Ever wonder how dog shows work? We have the answer for you right here.
Dog shows, which are technically referred to as “conformation shows,” represent the best of purebreeds. This world is an aristocracy, open to purebloods only, no mixed-breeds allowed.
Essentially, dog shows are the canine equivalent of beauty pageants.
Each dog is measured against the “Breed Standard,” an idealized specimen of that breed, and the one that most closely resembles the Breed Standard earns the title “Best of Breed.”
The Best of Breeds then face each other to see who will win Best of Group, and then those Best in Group dogs will face each other to determine who wins overall Best in Show.
Various countries have slightly different groups they use to classify competitors, but for the sake of clarity we’ll just use the American Kennel Club’s groups, which are largely self-explanatory.
The Terrier Group is for “dogs of great determination, courage and self-confidence, with a great willingness to go to ground in search of its quarry,” according to the Kennel Club of Philadelphia. Breeds included here are the Airedale, Boston Terrier and Scottish Terrier.
The Toy Group features tiny morsels of canines. “Their small size and portability make them ideal for city dwellers and those with limited space,” the KCP states. Breeds that go here include the Chihuahua, Pekignese and Yorkshire Terrier.
The Working Group is for dogs who generally serve a specific function to aid humans – the Boxer, Doberman and Great Pyrenees all belong to this group.
The most famous dog shows are the Westminster Kennel Club Dog Show at New York City’s Madison Square Garden and the National Dog Show presented by Purina, which is held in mid-November in Philadelphia and tape-delayed into a Thanksgiving tradition.
Because of their purebred status, show dogs are often prone to being more sickly, and are tremendously expensive.
A line of champion Collies are featured in many of Albert Payson Terhune’s novels, as he was also a prominent breeder as well as an author.
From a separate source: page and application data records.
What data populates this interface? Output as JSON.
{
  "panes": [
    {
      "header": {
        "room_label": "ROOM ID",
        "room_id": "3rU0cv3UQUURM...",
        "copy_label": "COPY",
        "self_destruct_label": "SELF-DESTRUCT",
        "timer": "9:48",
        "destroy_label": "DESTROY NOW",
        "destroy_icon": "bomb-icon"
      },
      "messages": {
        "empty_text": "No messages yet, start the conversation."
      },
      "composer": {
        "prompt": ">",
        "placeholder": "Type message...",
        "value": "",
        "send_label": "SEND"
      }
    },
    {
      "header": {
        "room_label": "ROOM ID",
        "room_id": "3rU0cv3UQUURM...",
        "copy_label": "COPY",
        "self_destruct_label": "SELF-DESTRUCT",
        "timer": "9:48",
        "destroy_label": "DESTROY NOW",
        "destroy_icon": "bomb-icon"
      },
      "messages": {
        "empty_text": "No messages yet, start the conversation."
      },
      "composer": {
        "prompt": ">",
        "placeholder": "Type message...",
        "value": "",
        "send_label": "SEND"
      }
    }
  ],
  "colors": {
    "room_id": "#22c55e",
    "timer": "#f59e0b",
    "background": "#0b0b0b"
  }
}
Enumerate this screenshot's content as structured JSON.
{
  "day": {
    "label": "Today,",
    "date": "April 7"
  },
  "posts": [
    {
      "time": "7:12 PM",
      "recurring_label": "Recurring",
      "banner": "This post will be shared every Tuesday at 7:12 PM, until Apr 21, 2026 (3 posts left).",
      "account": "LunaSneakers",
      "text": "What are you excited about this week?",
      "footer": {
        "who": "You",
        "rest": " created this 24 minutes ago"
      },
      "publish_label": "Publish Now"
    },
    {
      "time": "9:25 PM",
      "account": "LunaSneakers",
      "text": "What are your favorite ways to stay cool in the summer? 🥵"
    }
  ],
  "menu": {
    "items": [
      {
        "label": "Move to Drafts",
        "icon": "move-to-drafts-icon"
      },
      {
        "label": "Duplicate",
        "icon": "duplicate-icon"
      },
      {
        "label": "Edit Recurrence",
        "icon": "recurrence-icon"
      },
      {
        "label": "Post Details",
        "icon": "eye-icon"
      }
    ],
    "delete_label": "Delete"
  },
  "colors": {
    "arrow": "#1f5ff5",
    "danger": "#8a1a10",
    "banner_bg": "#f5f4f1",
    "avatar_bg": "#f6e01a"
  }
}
Jim Kjelgaard’s “Big Red” trilogy is about several generations of prize-winning Irish Setters, and show dogs are gently lampooned in Spencer Quinn’s mystery Thereby Hangs a Tail, part of his Chet and Bernie series.